EXERCISE OBJECTIVE :: Determine how many lines in the entries below contain the word "PİŞTİ". The reply is that number alone.

Items from an interface collection
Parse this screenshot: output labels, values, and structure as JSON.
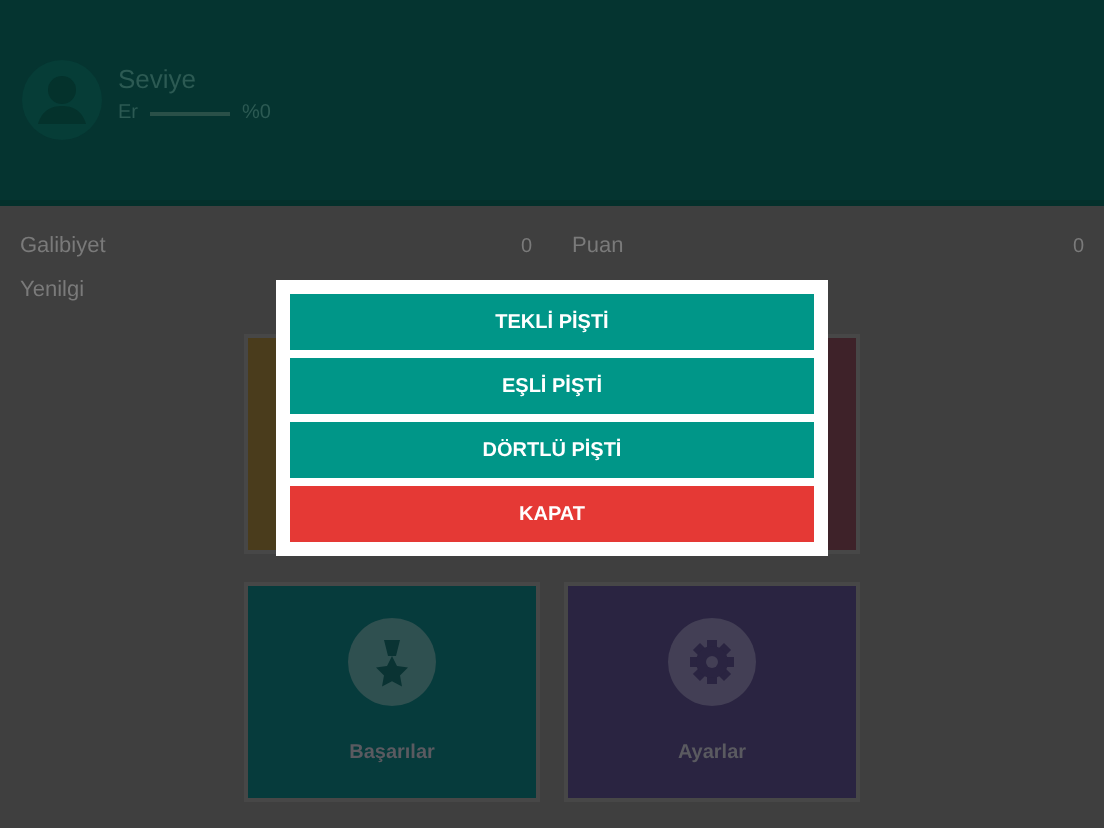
{
  "profile": {
    "title": "Seviye",
    "rank": "Er",
    "level": 0,
    "percent": "%0"
  },
  "stats": [
    {
      "label": "Galibiyet",
      "value": "0"
    },
    {
      "label": "Puan",
      "value": "0"
    },
    {
      "label": "Yenilgi"
    }
  ],
  "tiles": [
    {
      "color": "#4a3c1c"
    },
    {
      "color": "#3e2229"
    },
    {
      "label": "Başarılar",
      "kind": "medal",
      "color": "#063b3c"
    },
    {
      "label": "Ayarlar",
      "kind": "gear",
      "color": "#2a2441"
    }
  ],
  "dialog": {
    "buttons": [
      {
        "label": "TEKLİ PİŞTİ",
        "kind": "primary"
      },
      {
        "label": "EŞLİ PİŞTİ",
        "kind": "primary"
      },
      {
        "label": "DÖRTLÜ PİŞTİ",
        "kind": "primary"
      },
      {
        "label": "KAPAT",
        "kind": "danger"
      }
    ]
  }
}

ANSWER AREA :: 3